This same time, years previous: keep everlastingly at it, the quotidian (1.27.14), swimming in the sunshine, Friday evening fun, down again, Gretchen's green chili, to meet you, and ode to the titty fairy.

Tuesday, January 26, 2016

through my lens: a wedding

Last Saturday was the first time I photographed a wedding.

My friend was getting married and asked me to be the informal photographer. She had hired a professional photographer for the family photos and the ceremony (she wanted me to be relaxed and present, not distracted, for the actual wedding), but it was my job to catch the behind-the-scenes stuff. I showed up at her house before noon and played, I mean, took pictures, all the way through until the bell-ringing, firecracker-popping send off.

I loved having permission to photograph what I found interesting without the stress of having to be perfect. Which was good, because one, most of the lighting was artificial and I don't have the fancy flashes and lenses to compensate, and two, I hadn't a clue what I was doing. Whenever something caught my eye, I just clicked.
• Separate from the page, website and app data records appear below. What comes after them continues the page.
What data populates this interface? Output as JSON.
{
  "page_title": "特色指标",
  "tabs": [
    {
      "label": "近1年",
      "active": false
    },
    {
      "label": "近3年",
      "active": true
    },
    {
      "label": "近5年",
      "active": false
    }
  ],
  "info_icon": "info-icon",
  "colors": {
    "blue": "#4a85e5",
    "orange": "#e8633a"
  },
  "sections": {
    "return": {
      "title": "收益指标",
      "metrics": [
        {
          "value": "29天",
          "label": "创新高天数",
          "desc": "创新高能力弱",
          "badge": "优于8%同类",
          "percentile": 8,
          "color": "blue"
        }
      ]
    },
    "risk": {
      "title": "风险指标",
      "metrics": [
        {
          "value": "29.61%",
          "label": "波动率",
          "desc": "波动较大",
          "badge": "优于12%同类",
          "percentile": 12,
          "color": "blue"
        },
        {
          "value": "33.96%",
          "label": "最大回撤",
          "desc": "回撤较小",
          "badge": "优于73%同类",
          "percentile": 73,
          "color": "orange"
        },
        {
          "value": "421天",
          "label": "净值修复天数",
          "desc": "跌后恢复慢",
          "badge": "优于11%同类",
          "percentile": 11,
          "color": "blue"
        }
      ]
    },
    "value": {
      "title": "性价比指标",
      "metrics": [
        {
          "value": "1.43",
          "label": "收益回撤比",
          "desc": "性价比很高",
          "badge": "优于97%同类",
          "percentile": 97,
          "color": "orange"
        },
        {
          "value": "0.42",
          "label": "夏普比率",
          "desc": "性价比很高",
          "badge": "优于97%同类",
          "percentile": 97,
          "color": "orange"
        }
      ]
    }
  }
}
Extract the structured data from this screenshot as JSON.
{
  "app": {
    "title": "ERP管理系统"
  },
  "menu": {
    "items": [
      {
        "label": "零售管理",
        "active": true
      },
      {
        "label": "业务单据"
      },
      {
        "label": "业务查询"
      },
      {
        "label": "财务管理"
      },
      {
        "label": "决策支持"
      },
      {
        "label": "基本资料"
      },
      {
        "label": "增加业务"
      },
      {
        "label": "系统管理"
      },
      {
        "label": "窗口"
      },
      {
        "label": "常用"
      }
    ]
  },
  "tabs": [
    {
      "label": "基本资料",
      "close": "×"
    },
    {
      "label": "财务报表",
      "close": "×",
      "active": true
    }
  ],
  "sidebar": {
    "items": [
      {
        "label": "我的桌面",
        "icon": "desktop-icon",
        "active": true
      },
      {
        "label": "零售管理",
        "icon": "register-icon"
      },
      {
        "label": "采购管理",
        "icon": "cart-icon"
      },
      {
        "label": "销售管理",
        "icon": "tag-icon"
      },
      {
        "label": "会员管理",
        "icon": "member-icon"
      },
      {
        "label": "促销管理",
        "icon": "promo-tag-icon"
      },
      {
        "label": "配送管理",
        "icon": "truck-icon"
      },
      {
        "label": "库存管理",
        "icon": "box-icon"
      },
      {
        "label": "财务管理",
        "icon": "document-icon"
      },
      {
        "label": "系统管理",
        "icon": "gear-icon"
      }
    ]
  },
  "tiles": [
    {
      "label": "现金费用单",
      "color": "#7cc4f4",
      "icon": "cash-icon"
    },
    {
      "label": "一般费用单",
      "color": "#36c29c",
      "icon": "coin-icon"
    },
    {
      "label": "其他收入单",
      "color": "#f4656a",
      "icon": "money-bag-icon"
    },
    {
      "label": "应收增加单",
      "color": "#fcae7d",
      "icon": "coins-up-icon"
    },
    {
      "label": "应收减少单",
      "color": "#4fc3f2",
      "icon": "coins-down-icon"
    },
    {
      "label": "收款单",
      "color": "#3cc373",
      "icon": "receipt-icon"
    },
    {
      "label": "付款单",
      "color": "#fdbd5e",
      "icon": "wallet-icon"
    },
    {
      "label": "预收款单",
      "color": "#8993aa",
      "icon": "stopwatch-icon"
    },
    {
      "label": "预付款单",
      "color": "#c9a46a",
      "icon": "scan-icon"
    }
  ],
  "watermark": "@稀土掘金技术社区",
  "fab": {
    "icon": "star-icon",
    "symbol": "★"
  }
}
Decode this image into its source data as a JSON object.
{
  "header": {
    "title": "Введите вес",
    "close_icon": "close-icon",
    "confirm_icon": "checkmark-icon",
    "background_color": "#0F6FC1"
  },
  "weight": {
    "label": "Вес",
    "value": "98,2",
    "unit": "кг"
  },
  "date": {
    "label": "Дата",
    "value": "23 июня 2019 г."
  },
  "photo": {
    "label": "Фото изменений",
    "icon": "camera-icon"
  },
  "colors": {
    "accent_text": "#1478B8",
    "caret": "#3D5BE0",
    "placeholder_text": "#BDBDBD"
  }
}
My favorite part was capturing the photos that no one else was taking, the un-posed, casual moments that told a story. The calming hand massages. The quiet conversations. The panic over a torn stocking. The mad dash upon being released from a formal photo session. Except for when I told my friends' kids to grab their friends for some spontaneous outside photos, all the photos were off-the-cuff.

I tried to capture as many of the different wedding day components as possible: the teen boys' last minute washing of a car, the sound tech guy, the food, the ushers, the guests, the hyper, post-wedding children, the caterers. (My one regret is that I didn't get many photographs of the groom's family. I had never met them before, and since I was working with a 50mm lens, I couldn't discreetly snap pictures from a distance. But it felt invasive to get all close and personal, so I mostly just didn't. And of course, that didn't feel right, either.)

The whole day was loads of fun, but by the end I was whupped. The exhaustion was bone-deep and debilitating. All I wanted was to lay flat on my back for a very long time. So I did. The end.

Congratulations, sweet friend. Thank you for including me in your special day.

This same time, years previous: the quotidian (1.26.15), and then we moved into a barn, housekeeping, flourless peanut butter chocolate chip cookies, and shoofly cake.